I don’t know about anyone else, but I will be almost certainly be adding some planted fox scats if it goes ahead – purely as an experiment. I want to show just how easy it is to fool the system. i.e. I will collect some small fox body parts and scats from mainland road kill, dry or freeze them and then add grated pieces to other carnivore scats gathered in Tasmania. I will experiment with moulding some fresh pademelon scats to the shape of fox scats and adding a sprinkle of fox, rabbit, and endemic Tasmanian small animal parts. I’ll be honest though – and tell them my sample and GPS numbers – but only after they are analysed.

Let’s see whether they can really distinguish cat scat DNA from cat scat DNA with added grated fox material? Trouble is that there is no way of knowing how many other people have the same idea, only with less pure intentions, so it is hard to see how useful the hunt can possibly be? It seems essential though to teach the rudiments of hoaxing technology to the FEP so they can try to learn how to counter it if they are going to persist in relying on scat analysis to detect foxes?

How to prepare for future fox incursions then? Firstly, I believe we need to get DPIPWE to get outside help (but definitely not the present Technical Advisory Panel which has overseen the debacle to date). Let’s allocate some money and call for expressions of interest from people from different walks of life with new ideas e.g. hunters, photographers, wildlife biologists, research scientists, university staff and private businesses. Allocate some money for advanced proof of concept trials, and finally put some government muscle into getting some genuine applied research funding.

Let DPIPWE do what it does best – get some funding from the federal government, only this time not just for its own staff.
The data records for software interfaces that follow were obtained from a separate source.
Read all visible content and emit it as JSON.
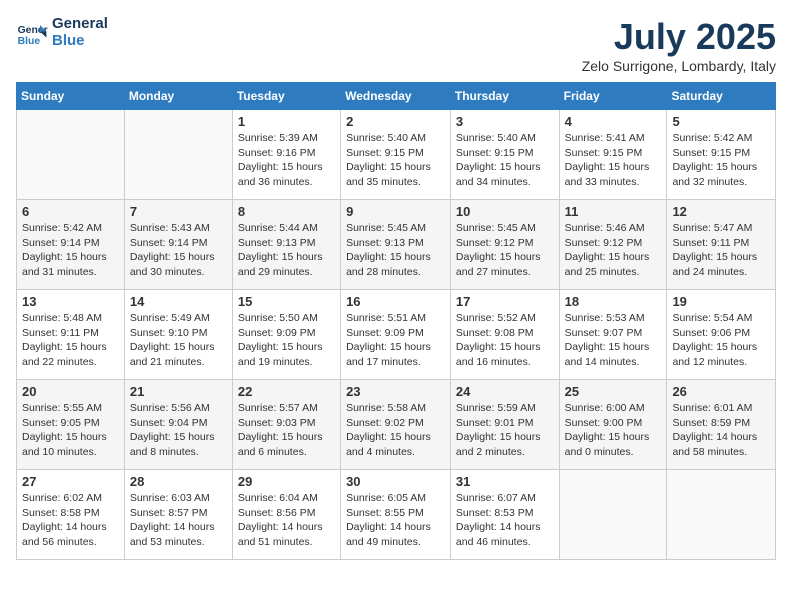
{
  "header": {
    "logo_line1": "General",
    "logo_line2": "Blue",
    "month": "July 2025",
    "location": "Zelo Surrigone, Lombardy, Italy"
  },
  "columns": [
    "Sunday",
    "Monday",
    "Tuesday",
    "Wednesday",
    "Thursday",
    "Friday",
    "Saturday"
  ],
  "weeks": [
    [
      {
        "day": "",
        "content": ""
      },
      {
        "day": "",
        "content": ""
      },
      {
        "day": "1",
        "content": "Sunrise: 5:39 AM\nSunset: 9:16 PM\nDaylight: 15 hours\nand 36 minutes."
      },
      {
        "day": "2",
        "content": "Sunrise: 5:40 AM\nSunset: 9:15 PM\nDaylight: 15 hours\nand 35 minutes."
      },
      {
        "day": "3",
        "content": "Sunrise: 5:40 AM\nSunset: 9:15 PM\nDaylight: 15 hours\nand 34 minutes."
      },
      {
        "day": "4",
        "content": "Sunrise: 5:41 AM\nSunset: 9:15 PM\nDaylight: 15 hours\nand 33 minutes."
      },
      {
        "day": "5",
        "content": "Sunrise: 5:42 AM\nSunset: 9:15 PM\nDaylight: 15 hours\nand 32 minutes."
      }
    ],
    [
      {
        "day": "6",
        "content": "Sunrise: 5:42 AM\nSunset: 9:14 PM\nDaylight: 15 hours\nand 31 minutes."
      },
      {
        "day": "7",
        "content": "Sunrise: 5:43 AM\nSunset: 9:14 PM\nDaylight: 15 hours\nand 30 minutes."
      },
      {
        "day": "8",
        "content": "Sunrise: 5:44 AM\nSunset: 9:13 PM\nDaylight: 15 hours\nand 29 minutes."
      },
      {
        "day": "9",
        "content": "Sunrise: 5:45 AM\nSunset: 9:13 PM\nDaylight: 15 hours\nand 28 minutes."
      },
      {
        "day": "10",
        "content": "Sunrise: 5:45 AM\nSunset: 9:12 PM\nDaylight: 15 hours\nand 27 minutes."
      },
      {
        "day": "11",
        "content": "Sunrise: 5:46 AM\nSunset: 9:12 PM\nDaylight: 15 hours\nand 25 minutes."
      },
      {
        "day": "12",
        "content": "Sunrise: 5:47 AM\nSunset: 9:11 PM\nDaylight: 15 hours\nand 24 minutes."
      }
    ],
    [
      {
        "day": "13",
        "content": "Sunrise: 5:48 AM\nSunset: 9:11 PM\nDaylight: 15 hours\nand 22 minutes."
      },
      {
        "day": "14",
        "content": "Sunrise: 5:49 AM\nSunset: 9:10 PM\nDaylight: 15 hours\nand 21 minutes."
      },
      {
        "day": "15",
        "content": "Sunrise: 5:50 AM\nSunset: 9:09 PM\nDaylight: 15 hours\nand 19 minutes."
      },
      {
        "day": "16",
        "content": "Sunrise: 5:51 AM\nSunset: 9:09 PM\nDaylight: 15 hours\nand 17 minutes."
      },
      {
        "day": "17",
        "content": "Sunrise: 5:52 AM\nSunset: 9:08 PM\nDaylight: 15 hours\nand 16 minutes."
      },
      {
        "day": "18",
        "content": "Sunrise: 5:53 AM\nSunset: 9:07 PM\nDaylight: 15 hours\nand 14 minutes."
      },
      {
        "day": "19",
        "content": "Sunrise: 5:54 AM\nSunset: 9:06 PM\nDaylight: 15 hours\nand 12 minutes."
      }
    ],
    [
      {
        "day": "20",
        "content": "Sunrise: 5:55 AM\nSunset: 9:05 PM\nDaylight: 15 hours\nand 10 minutes."
      },
      {
        "day": "21",
        "content": "Sunrise: 5:56 AM\nSunset: 9:04 PM\nDaylight: 15 hours\nand 8 minutes."
      },
      {
        "day": "22",
        "content": "Sunrise: 5:57 AM\nSunset: 9:03 PM\nDaylight: 15 hours\nand 6 minutes."
      },
      {
        "day": "23",
        "content": "Sunrise: 5:58 AM\nSunset: 9:02 PM\nDaylight: 15 hours\nand 4 minutes."
      },
      {
        "day": "24",
        "content": "Sunrise: 5:59 AM\nSunset: 9:01 PM\nDaylight: 15 hours\nand 2 minutes."
      },
      {
        "day": "25",
        "content": "Sunrise: 6:00 AM\nSunset: 9:00 PM\nDaylight: 15 hours\nand 0 minutes."
      },
      {
        "day": "26",
        "content": "Sunrise: 6:01 AM\nSunset: 8:59 PM\nDaylight: 14 hours\nand 58 minutes."
      }
    ],
    [
      {
        "day": "27",
        "content": "Sunrise: 6:02 AM\nSunset: 8:58 PM\nDaylight: 14 hours\nand 56 minutes."
      },
      {
        "day": "28",
        "content": "Sunrise: 6:03 AM\nSunset: 8:57 PM\nDaylight: 14 hours\nand 53 minutes."
      },
      {
        "day": "29",
        "content": "Sunrise: 6:04 AM\nSunset: 8:56 PM\nDaylight: 14 hours\nand 51 minutes."
      },
      {
        "day": "30",
        "content": "Sunrise: 6:05 AM\nSunset: 8:55 PM\nDaylight: 14 hours\nand 49 minutes."
      },
      {
        "day": "31",
        "content": "Sunrise: 6:07 AM\nSunset: 8:53 PM\nDaylight: 14 hours\nand 46 minutes."
      },
      {
        "day": "",
        "content": ""
      },
      {
        "day": "",
        "content": ""
      }
    ]
  ]
}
Ivo Edwards is an independent research scientist whose current area of interest is exploring interactions between the public and publicly funded government departments. His focus is on mechanisms and thought processes adopted by the government departments to justify secrecy and thumbing of noses at the public, when they actually are financed by the same people they treat with distain.